* [TASK INSTRUCTIONS]: Would you restate every entry that follows, word for word, and leave out the pictures?

START SOURCE MATERIAL

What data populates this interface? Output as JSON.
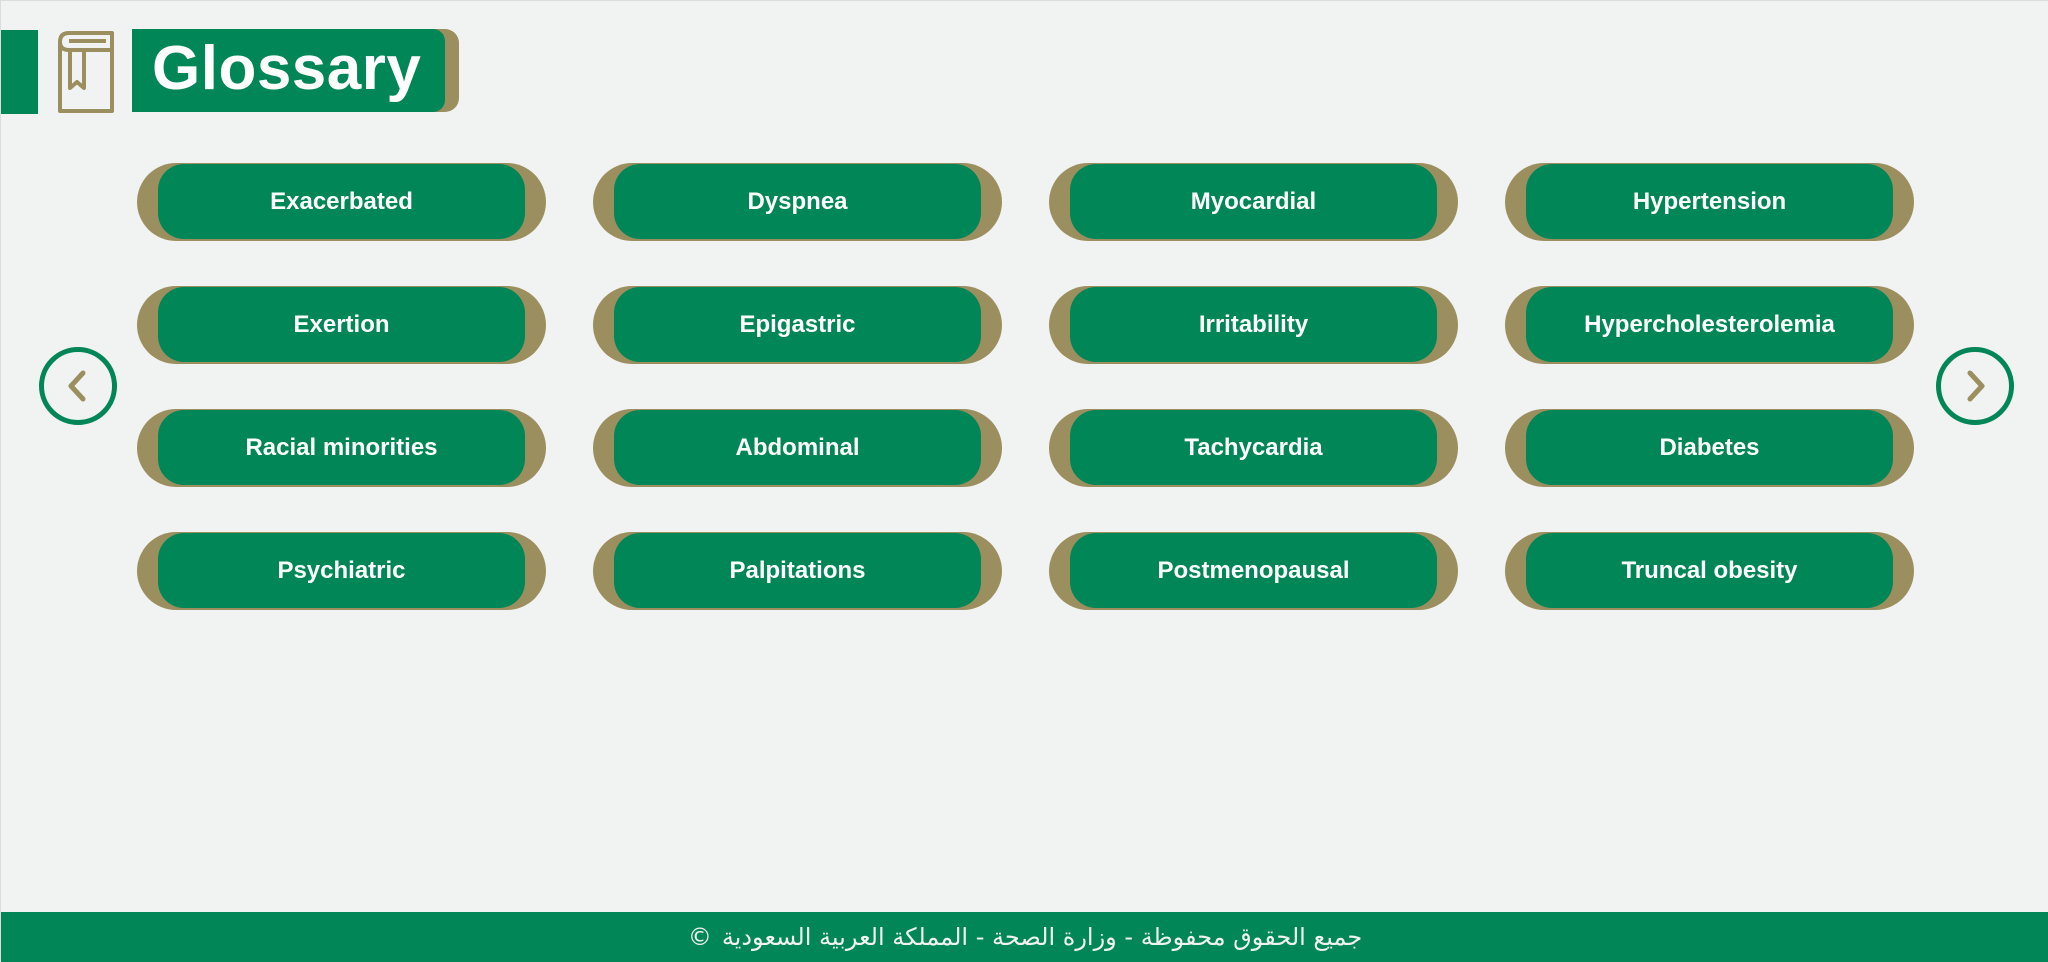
{
  "header": {
    "title": "Glossary",
    "icon": "book-icon"
  },
  "colors": {
    "primary": "#018657",
    "accent": "#9c8f5f",
    "background": "#f1f2f2",
    "text_on_primary": "#ffffff"
  },
  "terms": [
    {
      "label": "Exacerbated"
    },
    {
      "label": "Dyspnea"
    },
    {
      "label": "Myocardial"
    },
    {
      "label": "Hypertension"
    },
    {
      "label": "Exertion"
    },
    {
      "label": "Epigastric"
    },
    {
      "label": "Irritability"
    },
    {
      "label": "Hypercholesterolemia"
    },
    {
      "label": "Racial minorities"
    },
    {
      "label": "Abdominal"
    },
    {
      "label": "Tachycardia"
    },
    {
      "label": "Diabetes"
    },
    {
      "label": "Psychiatric"
    },
    {
      "label": "Palpitations"
    },
    {
      "label": "Postmenopausal"
    },
    {
      "label": "Truncal obesity"
    }
  ],
  "navigation": {
    "prev_icon": "chevron-left-icon",
    "next_icon": "chevron-right-icon"
  },
  "footer": {
    "text": "جميع الحقوق محفوظة - وزارة الصحة - المملكة العربية السعودية",
    "copyright_symbol": "©"
  }
}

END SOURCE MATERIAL

* [RESULT FOR THIS TASK]:
What data populates this interface? Output as JSON.
{
  "header": {
    "title": "Glossary",
    "icon": "book-icon"
  },
  "colors": {
    "primary": "#018657",
    "accent": "#9c8f5f",
    "background": "#f1f2f2",
    "text_on_primary": "#ffffff"
  },
  "terms": [
    {
      "label": "Exacerbated"
    },
    {
      "label": "Dyspnea"
    },
    {
      "label": "Myocardial"
    },
    {
      "label": "Hypertension"
    },
    {
      "label": "Exertion"
    },
    {
      "label": "Epigastric"
    },
    {
      "label": "Irritability"
    },
    {
      "label": "Hypercholesterolemia"
    },
    {
      "label": "Racial minorities"
    },
    {
      "label": "Abdominal"
    },
    {
      "label": "Tachycardia"
    },
    {
      "label": "Diabetes"
    },
    {
      "label": "Psychiatric"
    },
    {
      "label": "Palpitations"
    },
    {
      "label": "Postmenopausal"
    },
    {
      "label": "Truncal obesity"
    }
  ],
  "navigation": {
    "prev_icon": "chevron-left-icon",
    "next_icon": "chevron-right-icon"
  },
  "footer": {
    "text": "جميع الحقوق محفوظة - وزارة الصحة - المملكة العربية السعودية",
    "copyright_symbol": "©"
  }
}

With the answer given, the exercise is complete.